Recently, I spoke with Mark Venturelli who designed the game Star Vikings. We’re going to dedicate a cast to the game soon, but there was a really good topic we talked about that I wanted to bring up. Probability is a major part of many game designs throughout the years, but comes with its own set of hurdles to deal with. For today’s post, I want to explore the trouble of balancing probability in your game.
Today’s post is about an unusual topic: Luck. Luck may be an intangible resource, but it has become a major component of any game built around risk: From rogue-likes to strategy games and anything with abstracted systems. Luck can be a cruel mistress; a fact that anyone who missed a 95% shot in XCOM can relate to, but its use in game design presents an interesting debate around the player’s lack of control.

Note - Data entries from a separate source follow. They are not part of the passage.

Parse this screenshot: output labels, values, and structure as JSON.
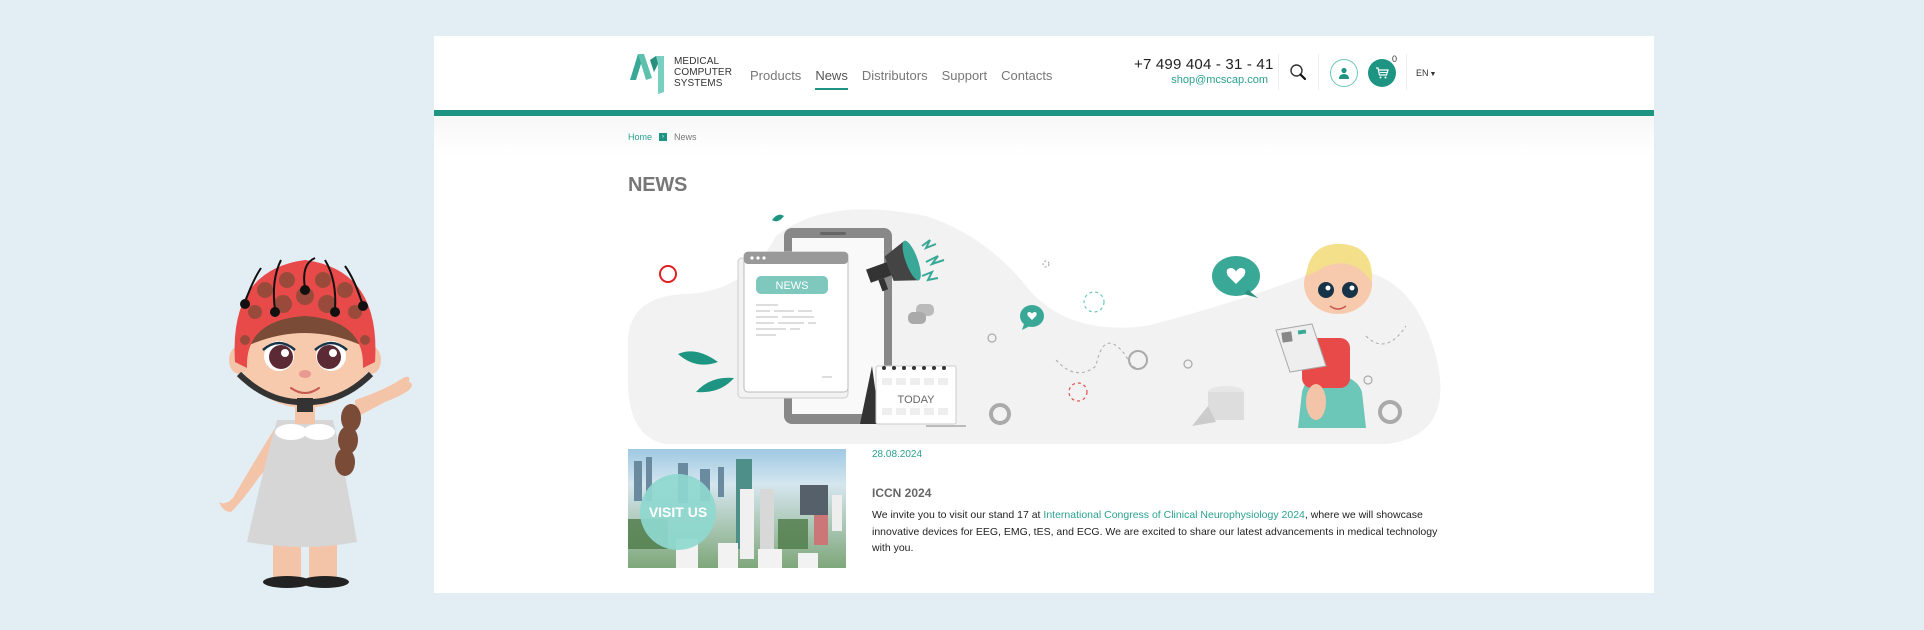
{
  "header": {
    "logo": {
      "lines": [
        "MEDICAL",
        "COMPUTER",
        "SYSTEMS"
      ]
    },
    "nav": [
      {
        "label": "Products",
        "active": false
      },
      {
        "label": "News",
        "active": true
      },
      {
        "label": "Distributors",
        "active": false
      },
      {
        "label": "Support",
        "active": false
      },
      {
        "label": "Contacts",
        "active": false
      }
    ],
    "phone": "+7 499 404 - 31 - 41",
    "email": "shop@mcscap.com",
    "icons": {
      "search": "search-icon",
      "user": "user-icon",
      "cart": "cart-icon"
    },
    "cart_count": "0",
    "language": "EN"
  },
  "breadcrumb": {
    "home": "Home",
    "separator_icon": "chevron-right-icon",
    "current": "News"
  },
  "page_title": "NEWS",
  "hero": {
    "news_card_label": "NEWS",
    "calendar_label": "TODAY"
  },
  "news": [
    {
      "thumbnail_label": "VISIT US",
      "date": "28.08.2024",
      "title": "ICCN 2024",
      "body_before_link": "We invite you to visit our stand 17 at ",
      "link_text": "International Congress of Clinical Neurophysiology 2024",
      "body_after_link": ", where we will showcase innovative devices for EEG, EMG, tES, and ECG. We are excited to share our latest advancements in medical technology with you."
    }
  ],
  "colors": {
    "brand_teal": "#1e9582",
    "link_teal": "#2aa190",
    "page_background": "#e3eef4"
  }
}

This week, I was joined by Alex who is a friend of mine to discuss strategy games and the implementation of Meta-Game Design and tactical gameplay.
A recent conversation I had for a podcast (which won’t be going up for some time I’m afraid) reminded me of one of my favorite games of recent years and possibly of all time. XCOM Enemy Unknown was Firaxis’s take on one of the most popular titles for PC gamers and they managed to create something that evoked the spirit while going in a new direction. While it’s not perfect by any means, the design decisions and streamlined approach are worth discussing.